“Four times,” she said later. Four times she heard a pop. The player her coach calls “the best sixth man in the state of Illinois” was carried off the court by assistant coach Megan Hasler and athletic trainer Katie Gavin. She returned to the bench late in the third quarter. She will be examined by an orthopedist in the morning. Best case: a sprain. Worst case: a torn ACL, which would be the second suffered by the Potters, coming three weeks after Maddy Becker went down.
The injury came in Frakes’s first start of the season. She replaced Peyton Dearing, who sat out as she recovered from a second round of kidney stones refusing to pass. Frakes was injured even as five Potter reserves waited at the scorer’s table to be waved in.
A minute later, 6:07 of the third, the Potters’ coach, Bob Becker, screamed at a referee, “TIMEOUT!” It was not Becker’s first scream. He pointed that out to the referee, who had been the referee on the Dullard play and who shouted back, “Didn’t hear you, Coach,” which may have caused Becker to wonder aloud how a man both blind and deaf had earned his striped shirt. And maybe that man somehow heard Becker’s second remarks because he T’d up the coach there. Brave of him at last.

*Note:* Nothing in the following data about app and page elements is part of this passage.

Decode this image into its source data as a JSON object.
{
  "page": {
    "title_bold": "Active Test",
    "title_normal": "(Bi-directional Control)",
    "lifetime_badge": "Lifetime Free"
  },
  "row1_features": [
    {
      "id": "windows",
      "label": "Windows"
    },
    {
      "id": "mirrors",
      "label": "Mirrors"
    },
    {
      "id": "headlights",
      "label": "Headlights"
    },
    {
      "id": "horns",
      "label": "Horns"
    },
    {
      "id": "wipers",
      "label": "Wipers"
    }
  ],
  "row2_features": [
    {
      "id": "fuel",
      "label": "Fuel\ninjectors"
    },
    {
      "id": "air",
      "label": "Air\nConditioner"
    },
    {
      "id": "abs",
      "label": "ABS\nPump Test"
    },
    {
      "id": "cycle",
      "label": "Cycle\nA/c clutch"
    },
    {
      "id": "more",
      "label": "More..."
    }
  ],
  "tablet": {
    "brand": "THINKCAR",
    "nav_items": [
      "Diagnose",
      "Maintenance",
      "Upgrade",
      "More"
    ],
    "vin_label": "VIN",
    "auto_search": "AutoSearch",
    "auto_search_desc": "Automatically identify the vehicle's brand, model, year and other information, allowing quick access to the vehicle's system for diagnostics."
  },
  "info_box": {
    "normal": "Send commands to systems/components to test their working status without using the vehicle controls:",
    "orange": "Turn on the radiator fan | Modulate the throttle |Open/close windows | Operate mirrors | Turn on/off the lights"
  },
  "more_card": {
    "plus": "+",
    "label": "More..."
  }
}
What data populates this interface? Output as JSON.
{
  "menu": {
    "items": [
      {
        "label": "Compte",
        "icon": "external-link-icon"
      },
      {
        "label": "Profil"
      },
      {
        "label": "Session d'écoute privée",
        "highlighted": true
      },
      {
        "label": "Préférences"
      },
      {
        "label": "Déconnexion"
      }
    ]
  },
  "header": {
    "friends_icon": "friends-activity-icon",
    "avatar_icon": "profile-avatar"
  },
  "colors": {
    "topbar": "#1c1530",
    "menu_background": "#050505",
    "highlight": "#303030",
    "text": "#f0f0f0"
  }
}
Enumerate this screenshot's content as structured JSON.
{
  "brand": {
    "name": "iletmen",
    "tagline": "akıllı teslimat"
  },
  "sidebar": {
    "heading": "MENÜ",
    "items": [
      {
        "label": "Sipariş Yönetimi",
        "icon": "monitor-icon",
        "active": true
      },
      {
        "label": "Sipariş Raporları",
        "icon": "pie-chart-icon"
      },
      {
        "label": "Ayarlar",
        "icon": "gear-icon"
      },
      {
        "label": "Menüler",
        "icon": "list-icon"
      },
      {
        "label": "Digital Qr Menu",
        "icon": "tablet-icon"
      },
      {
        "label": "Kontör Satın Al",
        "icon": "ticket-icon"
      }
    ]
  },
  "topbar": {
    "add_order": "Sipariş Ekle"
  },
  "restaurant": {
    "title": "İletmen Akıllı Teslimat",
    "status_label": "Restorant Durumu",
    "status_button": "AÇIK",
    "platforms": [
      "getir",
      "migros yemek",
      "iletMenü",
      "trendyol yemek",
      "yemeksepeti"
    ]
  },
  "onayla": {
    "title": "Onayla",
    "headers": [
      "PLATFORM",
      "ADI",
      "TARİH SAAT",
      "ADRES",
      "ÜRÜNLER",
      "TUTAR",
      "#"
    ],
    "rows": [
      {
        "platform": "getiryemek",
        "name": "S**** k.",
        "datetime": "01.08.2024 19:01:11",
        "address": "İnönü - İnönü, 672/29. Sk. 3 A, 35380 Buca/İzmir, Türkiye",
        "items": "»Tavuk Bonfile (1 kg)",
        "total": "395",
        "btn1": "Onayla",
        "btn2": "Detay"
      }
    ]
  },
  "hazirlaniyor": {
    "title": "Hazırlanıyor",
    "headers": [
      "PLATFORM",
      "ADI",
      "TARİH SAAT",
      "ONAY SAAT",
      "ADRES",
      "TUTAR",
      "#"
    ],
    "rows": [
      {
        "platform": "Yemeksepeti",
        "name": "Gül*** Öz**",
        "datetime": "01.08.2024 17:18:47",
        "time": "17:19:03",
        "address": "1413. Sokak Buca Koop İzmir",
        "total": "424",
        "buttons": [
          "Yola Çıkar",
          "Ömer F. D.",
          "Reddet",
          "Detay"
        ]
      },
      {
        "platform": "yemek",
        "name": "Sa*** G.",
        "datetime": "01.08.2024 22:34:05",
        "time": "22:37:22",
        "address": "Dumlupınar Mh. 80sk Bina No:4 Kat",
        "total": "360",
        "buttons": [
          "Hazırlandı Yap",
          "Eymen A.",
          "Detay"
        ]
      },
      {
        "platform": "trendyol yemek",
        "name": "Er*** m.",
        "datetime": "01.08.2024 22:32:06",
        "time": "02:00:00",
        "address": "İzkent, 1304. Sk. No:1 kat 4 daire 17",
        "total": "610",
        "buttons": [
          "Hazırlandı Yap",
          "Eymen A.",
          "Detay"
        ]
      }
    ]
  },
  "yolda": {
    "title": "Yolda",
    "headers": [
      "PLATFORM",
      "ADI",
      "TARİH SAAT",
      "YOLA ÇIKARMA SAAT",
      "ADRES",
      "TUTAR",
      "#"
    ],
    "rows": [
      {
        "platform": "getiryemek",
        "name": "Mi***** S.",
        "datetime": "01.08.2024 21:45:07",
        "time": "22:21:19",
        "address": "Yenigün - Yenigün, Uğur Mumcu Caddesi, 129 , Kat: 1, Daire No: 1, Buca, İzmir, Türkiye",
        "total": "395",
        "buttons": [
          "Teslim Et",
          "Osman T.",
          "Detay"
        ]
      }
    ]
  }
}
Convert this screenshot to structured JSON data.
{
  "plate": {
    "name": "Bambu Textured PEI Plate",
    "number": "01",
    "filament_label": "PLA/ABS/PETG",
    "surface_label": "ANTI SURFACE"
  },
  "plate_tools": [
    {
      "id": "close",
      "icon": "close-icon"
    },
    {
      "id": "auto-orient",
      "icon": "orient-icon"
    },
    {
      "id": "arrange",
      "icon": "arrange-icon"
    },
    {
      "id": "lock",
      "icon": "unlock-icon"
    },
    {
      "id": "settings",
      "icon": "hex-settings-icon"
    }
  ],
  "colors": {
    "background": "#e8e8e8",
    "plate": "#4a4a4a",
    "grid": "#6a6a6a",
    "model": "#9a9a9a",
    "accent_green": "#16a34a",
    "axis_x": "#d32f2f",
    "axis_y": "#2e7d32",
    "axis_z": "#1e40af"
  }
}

The Potters were as good as they could have been tonight. “Great energy and enthusiasm,” Becker said. “We played basketball the way it should be played.” They moved the ball unselfishly, getting it to the right shooter at the right place at the right time. Defensively, they gave Limestone not an inch of breathing room whether in the paint or 35 feet out. I’m not overstating it when I say it could have been 100-to-freakin’ zero. It was 35-3 at the quarter, 49-15 at the half and 52-15 when Frakes went down a minute into the third. After that, nothing much mattered except getting out of there alive. Limestone had 22 fouls, Morton 8.
“Man, that was fun to watch,” Becker said. “And in the locker room later, we had a group hug.” Here the coach spread wide his arms, as if hugging each and every Potter in the room. With a smile: “And I don’t care how awkward that was.”
Dullard led Morton’s scoring with 22. Katie Krupa had Frakes had 9 apiece. Maggie Hobson and Olivia Remmert had 6 each. Sedona McCartney had 5, Jones 4, Claire Reiman 2, Gabby Heer 2, Cailyn Cowley 2, and Paige Griffin 1.